▶ [PROBLEM TO SOLVE]: Could you copy the records below exactly, leaving out any pictures?

Dataset rows describing interfaces
_____

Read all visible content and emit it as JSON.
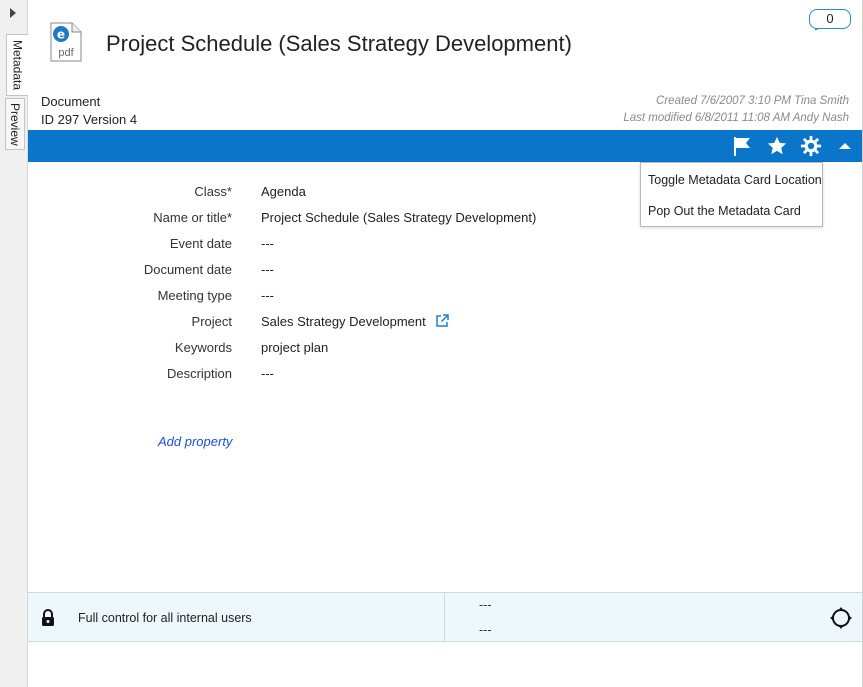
{
  "sidebar": {
    "tabs": [
      {
        "label": "Metadata"
      },
      {
        "label": "Preview"
      }
    ]
  },
  "header": {
    "title": "Project Schedule (Sales Strategy Development)",
    "file_icon_text": "pdf",
    "comment_count": "0",
    "object_type": "Document",
    "object_id": "ID 297  Version 4",
    "created": "Created 7/6/2007 3:10 PM Tina Smith",
    "modified": "Last modified 6/8/2011 11:08 AM Andy Nash"
  },
  "toolbar": {
    "icons": [
      "flag-icon",
      "star-icon",
      "gear-icon",
      "collapse-icon"
    ],
    "color": "#0a75c9"
  },
  "dropdown": {
    "items": [
      {
        "label": "Toggle Metadata Card Location"
      },
      {
        "label": "Pop Out the Metadata Card"
      }
    ]
  },
  "properties": [
    {
      "label": "Class*",
      "value": "Agenda"
    },
    {
      "label": "Name or title*",
      "value": "Project Schedule (Sales Strategy Development)"
    },
    {
      "label": "Event date",
      "value": "---"
    },
    {
      "label": "Document date",
      "value": "---"
    },
    {
      "label": "Meeting type",
      "value": "---"
    },
    {
      "label": "Project",
      "value": "Sales Strategy Development"
    },
    {
      "label": "Keywords",
      "value": "project plan"
    },
    {
      "label": "Description",
      "value": "---"
    }
  ],
  "add_property": "Add property",
  "permissions": {
    "text": "Full control for all internal users",
    "workflow": "---",
    "state": "---"
  }
}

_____

▶ [EXERCISE RESPONSE]:
Read all visible content and emit it as JSON.
{
  "sidebar": {
    "tabs": [
      {
        "label": "Metadata"
      },
      {
        "label": "Preview"
      }
    ]
  },
  "header": {
    "title": "Project Schedule (Sales Strategy Development)",
    "file_icon_text": "pdf",
    "comment_count": "0",
    "object_type": "Document",
    "object_id": "ID 297  Version 4",
    "created": "Created 7/6/2007 3:10 PM Tina Smith",
    "modified": "Last modified 6/8/2011 11:08 AM Andy Nash"
  },
  "toolbar": {
    "icons": [
      "flag-icon",
      "star-icon",
      "gear-icon",
      "collapse-icon"
    ],
    "color": "#0a75c9"
  },
  "dropdown": {
    "items": [
      {
        "label": "Toggle Metadata Card Location"
      },
      {
        "label": "Pop Out the Metadata Card"
      }
    ]
  },
  "properties": [
    {
      "label": "Class*",
      "value": "Agenda"
    },
    {
      "label": "Name or title*",
      "value": "Project Schedule (Sales Strategy Development)"
    },
    {
      "label": "Event date",
      "value": "---"
    },
    {
      "label": "Document date",
      "value": "---"
    },
    {
      "label": "Meeting type",
      "value": "---"
    },
    {
      "label": "Project",
      "value": "Sales Strategy Development"
    },
    {
      "label": "Keywords",
      "value": "project plan"
    },
    {
      "label": "Description",
      "value": "---"
    }
  ],
  "add_property": "Add property",
  "permissions": {
    "text": "Full control for all internal users",
    "workflow": "---",
    "state": "---"
  }
}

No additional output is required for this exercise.